The United Kingdom is starting trials of working four days a week. Thirty companies will participate in the six-month trial program.
It has been on the agenda for years that working four days a week can bring benefits such as increasing productivity by making employees less tired. With the COVID-19 pandemic, the debate on this issue has increased recently with radical changes in business understanding and the environment.
For this practice, which has been talked about for years, the United Kingdom is now starting a six-month trial of ‘working 4 days a week’. During the trial, which will be attended by 30 British companies, company employees will continue to receive the same amount of salary as if they were working for 5 days.
Four-day work model challenges the current working model
Participants in the pilot, led by 4 Day Week Global in partnership with researchers from think tank Autonomy, 4 Day Week UK Campaign and Oxford University, Boston College, and Cambridge University, are now being asked to provide 100 percent productivity for just 80 percent of their time as they will now have an additional day off each week.
Joe O’Connor, pilot program manager at 4 Day Week Global, said of the program, “More and more businesses are moving to productivity-oriented strategies to ensure they reduce their hours without lowering their wages. We are excited by the increased momentum and interest in our pilot program and, more broadly, the four-day week. “I’m not going to do that.” The four-day workweek challenges the current working model, O’Connor said, adding that 2022 will be the year that heralds this new way of working.
The UK-led trial program will then include the US, Ireland, Canada, Australia, and New Zealand.
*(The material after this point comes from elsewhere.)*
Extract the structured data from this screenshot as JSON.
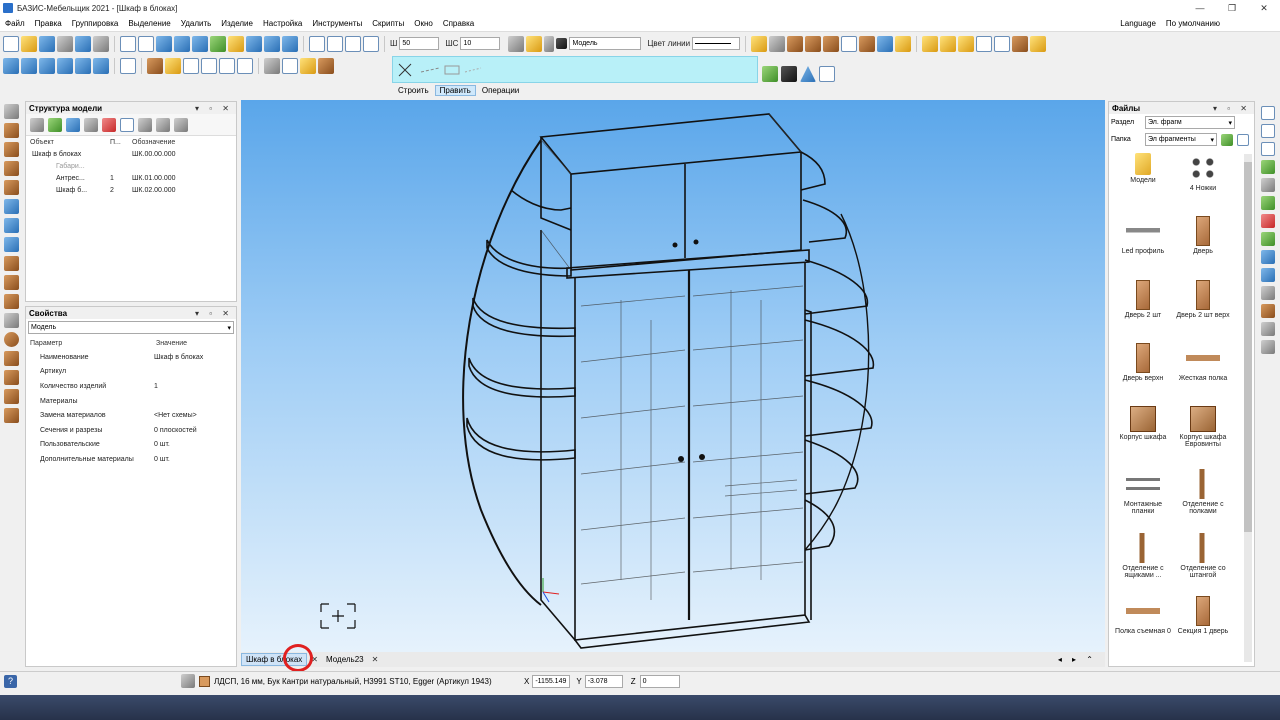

Among the companies mentioned in the program is Canon, which offers the tech firm’s employees a range of workshops, guidance and networking opportunities to maximize pilot success.